Top of DATASET
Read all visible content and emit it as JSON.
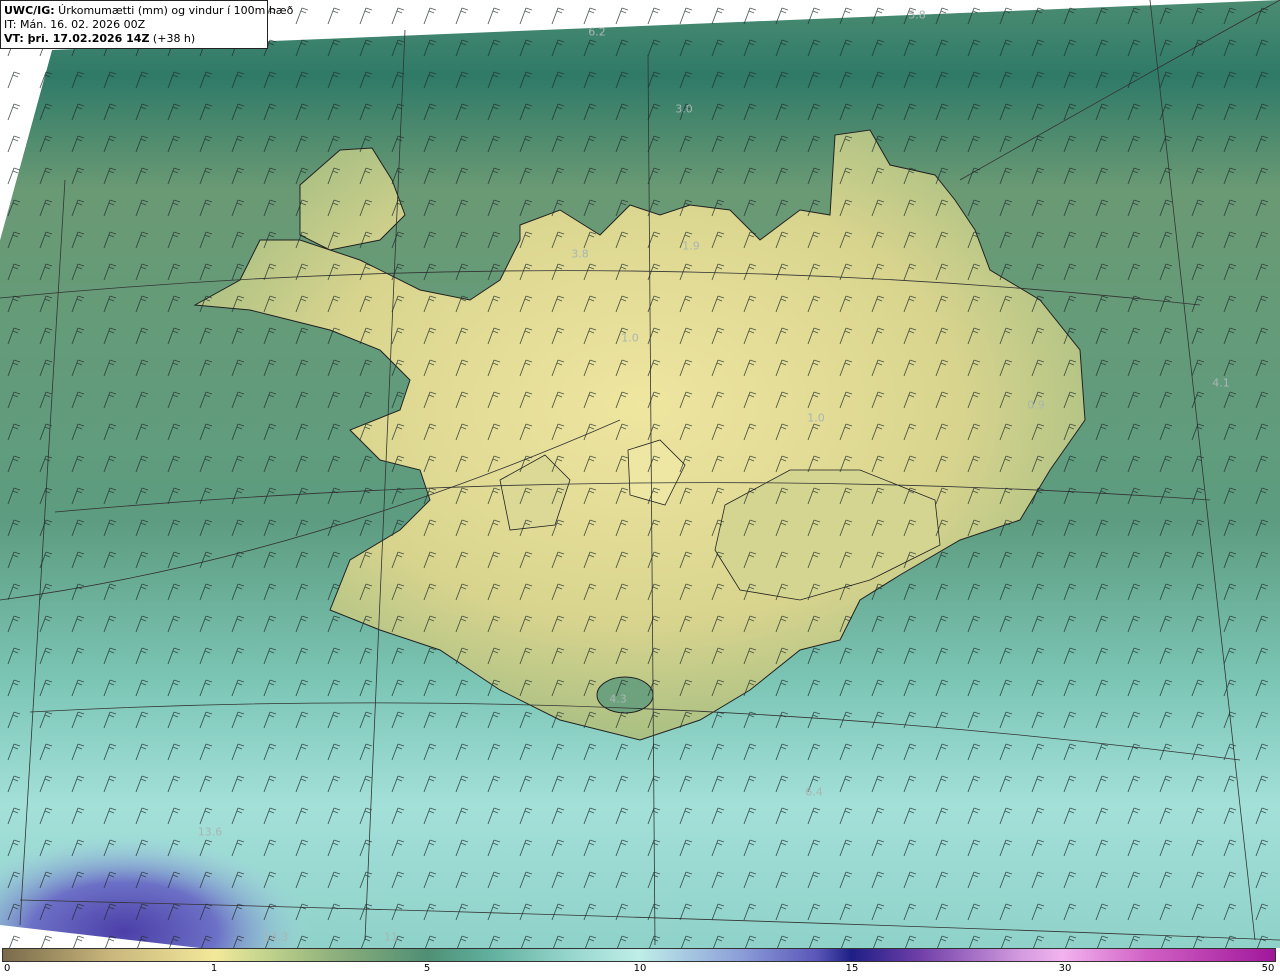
{
  "header": {
    "line1_bold": "UWC/IG:",
    "line1_text": " Úrkomumætti (mm) og vindur í 100m hæð",
    "line2": "IT: Mán. 16. 02. 2026 00Z",
    "line3_bold": "VT: þri. 17.02.2026 14Z",
    "line3_text": " (+38 h)"
  },
  "value_labels": [
    "6.2",
    "5.8",
    "3.0",
    "3.8",
    "1.9",
    "1.0",
    "1.0",
    "0.9",
    "4.1",
    "4.3",
    "6.4",
    "13.6",
    "14.3",
    "11"
  ],
  "colorbar": {
    "ticks": [
      "0",
      "1",
      "5",
      "10",
      "15",
      "30",
      "50"
    ],
    "tick_values": [
      0,
      1,
      5,
      10,
      15,
      30,
      50
    ]
  },
  "colors": {
    "land": "#e7e09a",
    "sea": "#4f8f74",
    "high_precip": "#5a56b8"
  }
}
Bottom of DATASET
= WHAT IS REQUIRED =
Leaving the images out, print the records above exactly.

= SOLUTION FOR THIS EXERCISE =
Read all visible content and emit it as JSON.
{
  "header": {
    "line1_bold": "UWC/IG:",
    "line1_text": " Úrkomumætti (mm) og vindur í 100m hæð",
    "line2": "IT: Mán. 16. 02. 2026 00Z",
    "line3_bold": "VT: þri. 17.02.2026 14Z",
    "line3_text": " (+38 h)"
  },
  "value_labels": [
    "6.2",
    "5.8",
    "3.0",
    "3.8",
    "1.9",
    "1.0",
    "1.0",
    "0.9",
    "4.1",
    "4.3",
    "6.4",
    "13.6",
    "14.3",
    "11"
  ],
  "colorbar": {
    "ticks": [
      "0",
      "1",
      "5",
      "10",
      "15",
      "30",
      "50"
    ],
    "tick_values": [
      0,
      1,
      5,
      10,
      15,
      30,
      50
    ]
  },
  "colors": {
    "land": "#e7e09a",
    "sea": "#4f8f74",
    "high_precip": "#5a56b8"
  }
}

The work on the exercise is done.